▶ [THE TASK]:
Every record should be restated exactly, with no images included.

######

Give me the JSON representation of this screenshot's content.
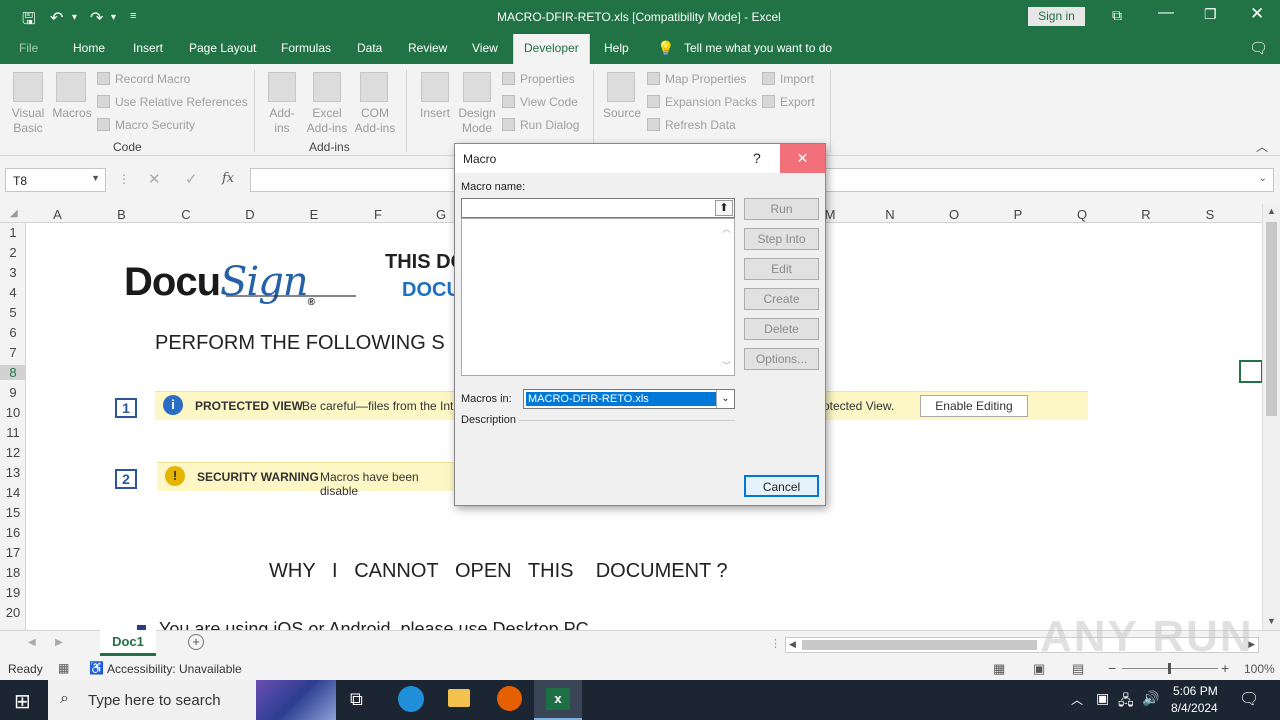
{
  "titlebar": {
    "title": "MACRO-DFIR-RETO.xls  [Compatibility Mode]  -  Excel",
    "signin": "Sign in"
  },
  "ribbon_tabs": [
    "File",
    "Home",
    "Insert",
    "Page Layout",
    "Formulas",
    "Data",
    "Review",
    "View",
    "Developer",
    "Help"
  ],
  "tell_me": "Tell me what you want to do",
  "ribbon": {
    "visual_basic": "Visual Basic",
    "macros": "Macros",
    "record_macro": "Record Macro",
    "use_relative": "Use Relative References",
    "macro_security": "Macro Security",
    "group_code": "Code",
    "addins": "Add-ins",
    "excel_addins": "Excel Add-ins",
    "com_addins": "COM Add-ins",
    "group_addins": "Add-ins",
    "insert": "Insert",
    "design_mode": "Design Mode",
    "properties": "Properties",
    "view_code": "View Code",
    "run_dialog": "Run Dialog",
    "source": "Source",
    "map_properties": "Map Properties",
    "expansion_packs": "Expansion Packs",
    "refresh_data": "Refresh Data",
    "import": "Import",
    "export": "Export"
  },
  "formula_bar": {
    "namebox": "T8",
    "fx": "fx"
  },
  "columns": [
    "A",
    "B",
    "C",
    "D",
    "E",
    "F",
    "G",
    "M",
    "N",
    "O",
    "P",
    "Q",
    "R",
    "S"
  ],
  "rows": [
    "1",
    "2",
    "3",
    "4",
    "5",
    "6",
    "7",
    "8",
    "9",
    "10",
    "11",
    "12",
    "13",
    "14",
    "15",
    "16",
    "17",
    "18",
    "19",
    "20"
  ],
  "sheet": {
    "logo_docu": "Docu",
    "logo_sign": "Sign",
    "title1": "THIS DO",
    "title2": "DOCU",
    "perform": "PERFORM  THE  FOLLOWING  S",
    "step1": "1",
    "pv_title": "PROTECTED VIEW",
    "pv_text": "Be careful—files from the Int",
    "pv_text2": "rotected View.",
    "enable_editing": "Enable Editing",
    "step2": "2",
    "sw_title": "SECURITY WARNING",
    "sw_text": "Macros have been disable",
    "why": "WHY   I   CANNOT   OPEN   THIS    DOCUMENT ?",
    "bullet": "You are using iOS or Android, please use Desktop PC"
  },
  "sheet_tab": "Doc1",
  "status": {
    "ready": "Ready",
    "accessibility": "Accessibility: Unavailable",
    "zoom": "100%"
  },
  "dialog": {
    "title": "Macro",
    "help": "?",
    "macro_name_label": "Macro name:",
    "run": "Run",
    "step_into": "Step Into",
    "edit": "Edit",
    "create": "Create",
    "delete": "Delete",
    "options": "Options...",
    "macros_in_label": "Macros in:",
    "macros_in_value": "MACRO-DFIR-RETO.xls",
    "description_label": "Description",
    "cancel": "Cancel"
  },
  "taskbar": {
    "search_placeholder": "Type here to search",
    "time": "5:06 PM",
    "date": "8/4/2024"
  },
  "watermark": "ANY RUN",
  "colors": {
    "excel_green": "#217346",
    "dialog_close": "#e81123"
  }
}
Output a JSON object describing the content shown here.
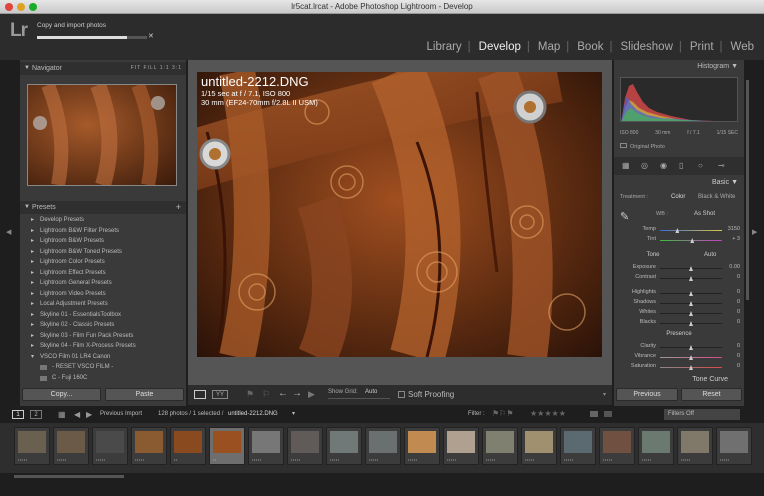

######

▶ [THE ANSWER]:
Give me the JSON representation of this screenshot's content.
{
  "titlebar": {
    "title": "MACRO-DFIR-RETO.xls  [Compatibility Mode]  -  Excel",
    "signin": "Sign in"
  },
  "ribbon_tabs": [
    "File",
    "Home",
    "Insert",
    "Page Layout",
    "Formulas",
    "Data",
    "Review",
    "View",
    "Developer",
    "Help"
  ],
  "tell_me": "Tell me what you want to do",
  "ribbon": {
    "visual_basic": "Visual Basic",
    "macros": "Macros",
    "record_macro": "Record Macro",
    "use_relative": "Use Relative References",
    "macro_security": "Macro Security",
    "group_code": "Code",
    "addins": "Add-ins",
    "excel_addins": "Excel Add-ins",
    "com_addins": "COM Add-ins",
    "group_addins": "Add-ins",
    "insert": "Insert",
    "design_mode": "Design Mode",
    "properties": "Properties",
    "view_code": "View Code",
    "run_dialog": "Run Dialog",
    "source": "Source",
    "map_properties": "Map Properties",
    "expansion_packs": "Expansion Packs",
    "refresh_data": "Refresh Data",
    "import": "Import",
    "export": "Export"
  },
  "formula_bar": {
    "namebox": "T8",
    "fx": "fx"
  },
  "columns": [
    "A",
    "B",
    "C",
    "D",
    "E",
    "F",
    "G",
    "M",
    "N",
    "O",
    "P",
    "Q",
    "R",
    "S"
  ],
  "rows": [
    "1",
    "2",
    "3",
    "4",
    "5",
    "6",
    "7",
    "8",
    "9",
    "10",
    "11",
    "12",
    "13",
    "14",
    "15",
    "16",
    "17",
    "18",
    "19",
    "20"
  ],
  "sheet": {
    "logo_docu": "Docu",
    "logo_sign": "Sign",
    "title1": "THIS DO",
    "title2": "DOCU",
    "perform": "PERFORM  THE  FOLLOWING  S",
    "step1": "1",
    "pv_title": "PROTECTED VIEW",
    "pv_text": "Be careful—files from the Int",
    "pv_text2": "rotected View.",
    "enable_editing": "Enable Editing",
    "step2": "2",
    "sw_title": "SECURITY WARNING",
    "sw_text": "Macros have been disable",
    "why": "WHY   I   CANNOT   OPEN   THIS    DOCUMENT ?",
    "bullet": "You are using iOS or Android, please use Desktop PC"
  },
  "sheet_tab": "Doc1",
  "status": {
    "ready": "Ready",
    "accessibility": "Accessibility: Unavailable",
    "zoom": "100%"
  },
  "dialog": {
    "title": "Macro",
    "help": "?",
    "macro_name_label": "Macro name:",
    "run": "Run",
    "step_into": "Step Into",
    "edit": "Edit",
    "create": "Create",
    "delete": "Delete",
    "options": "Options...",
    "macros_in_label": "Macros in:",
    "macros_in_value": "MACRO-DFIR-RETO.xls",
    "description_label": "Description",
    "cancel": "Cancel"
  },
  "taskbar": {
    "search_placeholder": "Type here to search",
    "time": "5:06 PM",
    "date": "8/4/2024"
  },
  "watermark": "ANY RUN",
  "colors": {
    "excel_green": "#217346",
    "dialog_close": "#e81123"
  }
}
Output a JSON object describing the content shown here.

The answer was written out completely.